Speaker's visit to the island against Beijing's opposition is like China sending troops to Puerto Rico
Senior US officials have dismissed the possible visit to Taiwan by the Speaker of the House of Representatives Nancy Pelosi as of no significance and stated that if China acts to oppose it, the ensuing conflict would be Beijing's fault. But researcher Tim Anderson told RT, the move appears to be a pre-planned provocation meant to trigger a major confrontation with China.
"They say 'this is China's war' as they said Ukraine was Russia's war," he said, referring to Moscow's failed effort to get security guarantees from the US before it launched a military attack against its neighbor in late February.

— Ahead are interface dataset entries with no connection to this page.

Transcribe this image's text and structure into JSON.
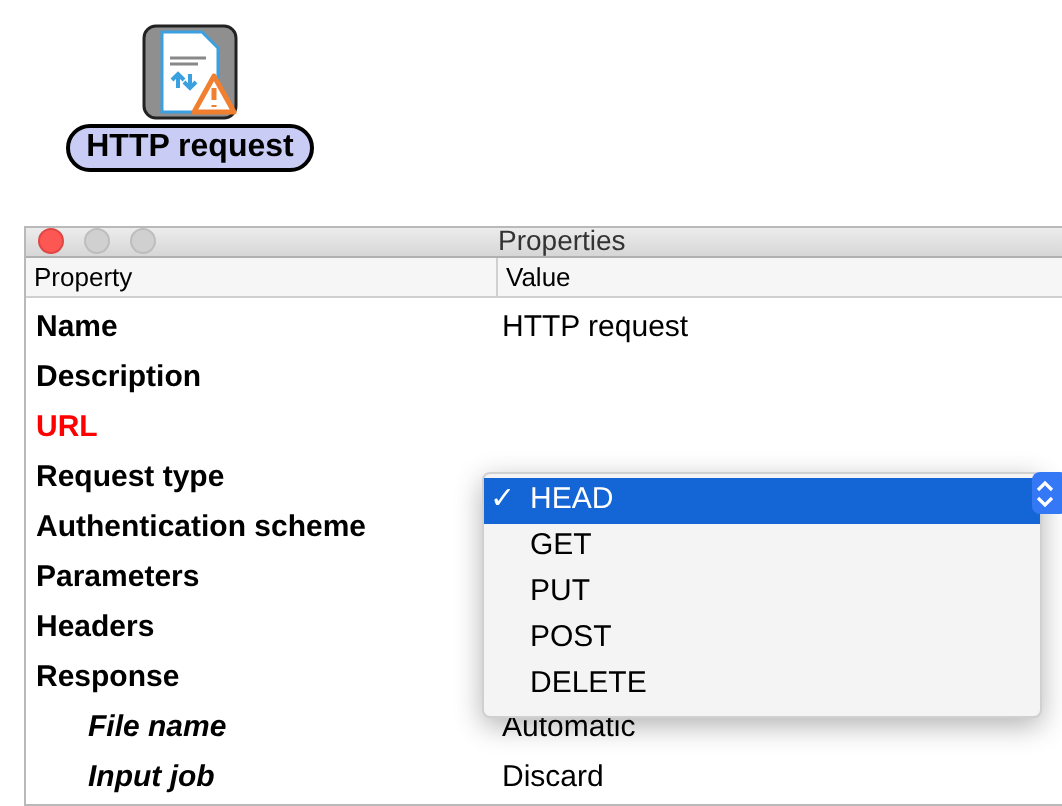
{
  "node": {
    "label": "HTTP request"
  },
  "window": {
    "title": "Properties"
  },
  "columns": [
    "Property",
    "Value"
  ],
  "rows": [
    {
      "property": "Name",
      "kind": "bold",
      "value": "HTTP request"
    },
    {
      "property": "Description",
      "kind": "bold"
    },
    {
      "property": "URL",
      "kind": "required"
    },
    {
      "property": "Request type",
      "kind": "bold"
    },
    {
      "property": "Authentication scheme",
      "kind": "bold"
    },
    {
      "property": "Parameters",
      "kind": "bold"
    },
    {
      "property": "Headers",
      "kind": "bold"
    },
    {
      "property": "Response",
      "kind": "bold"
    },
    {
      "property": "File name",
      "kind": "sub",
      "value": "Automatic"
    },
    {
      "property": "Input job",
      "kind": "sub",
      "value": "Discard"
    }
  ],
  "popup_menu": {
    "check": "✓",
    "options": [
      {
        "label": "HEAD",
        "selected": true
      },
      {
        "label": "GET",
        "selected": false
      },
      {
        "label": "PUT",
        "selected": false
      },
      {
        "label": "POST",
        "selected": false
      },
      {
        "label": "DELETE",
        "selected": false
      }
    ]
  }
}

Anderson, who heads a think tank promoting anti-imperialism research called the Centre for Counter Hegemonic Studies, considers Pelosi's trip as an obvious American ploy. Some US politicians are feeling "jealous" about China's rise and are willing to sacrifice any benefits that America reaps from trade with the country to try to undermine Beijing, he said.
Pelosi "is going in there with a military escort, there are a number of large warships going with her," he noted, referring to the reported deployment by the US Navy to ensure the safety of the congressional delegation.

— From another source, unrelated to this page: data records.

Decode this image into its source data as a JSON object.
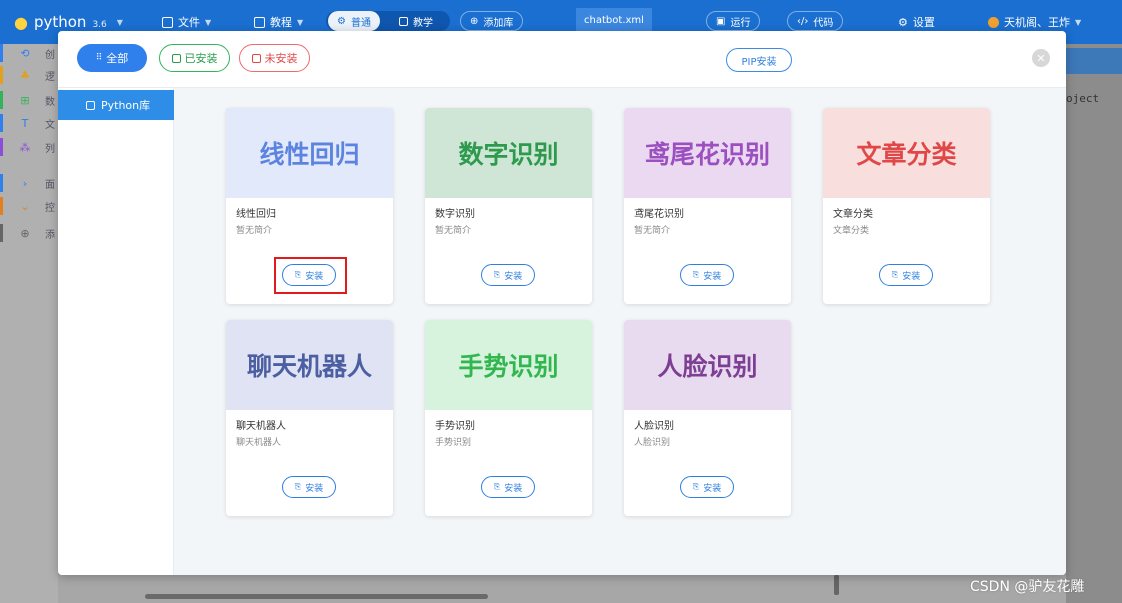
{
  "topbar": {
    "logo_text": "python",
    "version": "3.6",
    "file_label": "文件",
    "tutorial_label": "教程",
    "mode_normal": "普通",
    "mode_teach": "教学",
    "add_lib": "添加库",
    "file_tab": "chatbot.xml",
    "run_label": "运行",
    "code_label": "代码",
    "settings_label": "设置",
    "user_label": "天机阁、王炸"
  },
  "left_panel": {
    "items": [
      {
        "glyph": "⟲",
        "text": "创",
        "color": "#2f80ed"
      },
      {
        "glyph": "♣",
        "text": "逻",
        "color": "#e0a020"
      },
      {
        "glyph": "⊞",
        "text": "数",
        "color": "#35b35a"
      },
      {
        "glyph": "T",
        "text": "文",
        "color": "#2f80ed"
      },
      {
        "glyph": "⁂",
        "text": "列",
        "color": "#8a4fd6"
      },
      {
        "glyph": "›",
        "text": "面",
        "color": "#2f80ed"
      },
      {
        "glyph": "⌄",
        "text": "控",
        "color": "#e08020"
      },
      {
        "glyph": "⊕",
        "text": "添",
        "color": "#666666"
      }
    ]
  },
  "background": {
    "code_fragment": "oject"
  },
  "modal": {
    "filters": {
      "all": "全部",
      "installed": "已安装",
      "uninstalled": "未安装"
    },
    "pip_label": "PIP安装",
    "close_glyph": "✕",
    "sidebar": {
      "python_lib": "Python库"
    },
    "cards": [
      {
        "title": "线性回归",
        "name": "线性回归",
        "desc": "暂无简介",
        "install": "安装",
        "banner_bg": "#e2e9fb",
        "title_color": "#5c83e0"
      },
      {
        "title": "数字识别",
        "name": "数字识别",
        "desc": "暂无简介",
        "install": "安装",
        "banner_bg": "#cfe6d6",
        "title_color": "#2e9a4e"
      },
      {
        "title": "鸢尾花识别",
        "name": "鸢尾花识别",
        "desc": "暂无简介",
        "install": "安装",
        "banner_bg": "#ead9f0",
        "title_color": "#9b4fc0"
      },
      {
        "title": "文章分类",
        "name": "文章分类",
        "desc": "文章分类",
        "install": "安装",
        "banner_bg": "#f9dede",
        "title_color": "#e04848"
      },
      {
        "title": "聊天机器人",
        "name": "聊天机器人",
        "desc": "聊天机器人",
        "install": "安装",
        "banner_bg": "#dfe3f3",
        "title_color": "#4c5fa3"
      },
      {
        "title": "手势识别",
        "name": "手势识别",
        "desc": "手势识别",
        "install": "安装",
        "banner_bg": "#d8f3dd",
        "title_color": "#31b650"
      },
      {
        "title": "人脸识别",
        "name": "人脸识别",
        "desc": "人脸识别",
        "install": "安装",
        "banner_bg": "#e9dbef",
        "title_color": "#7d3f93"
      }
    ]
  },
  "watermark": "CSDN @驴友花雕",
  "colors": {
    "brand_blue": "#1a6fd1",
    "accent_blue": "#2f80ed",
    "highlight_red": "#e01b1b"
  }
}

Considering that Washington formally recognized Taiwan as part of China, the move can be considered a "military incursion" into Chinese territory, Anderson suggested.
"Imagine if the Chinese military went into Puerto Rico or some other part of the US territories. It's unacceptable, and I can't say that any good would come out of it," he said.
It remains to be seen what China's reaction will be to Pelosi's trip, but the more alarming predictions of open hostilities breaking out between the two nations over Taiwan are unlikely to come true, Hong Kong-based China strategist Andrew Leung told RT.
"China does not have 100% confidence it would prevail over Taiwan [militarily] until at least a couple of years [from now]," he said, citing recent assessments of Chinese military power. Anti-China politicians in the US may hope that Beijing would do "something rash" in response to Pelosi's trip, but the Chinese government wouldn't fall for it, Leung expects.
Both China and the US are to undergo sensitive transitions of power this year, he pointed out, so neither government would want a shooting war and both would like to score political points by playing tough with the other. Pelosi in particular is risking her speaker's gavel, if the midterm elections in the US deprive the Democratic party of its majority in the House, so she may have a personal interest in poking at China, the expert said.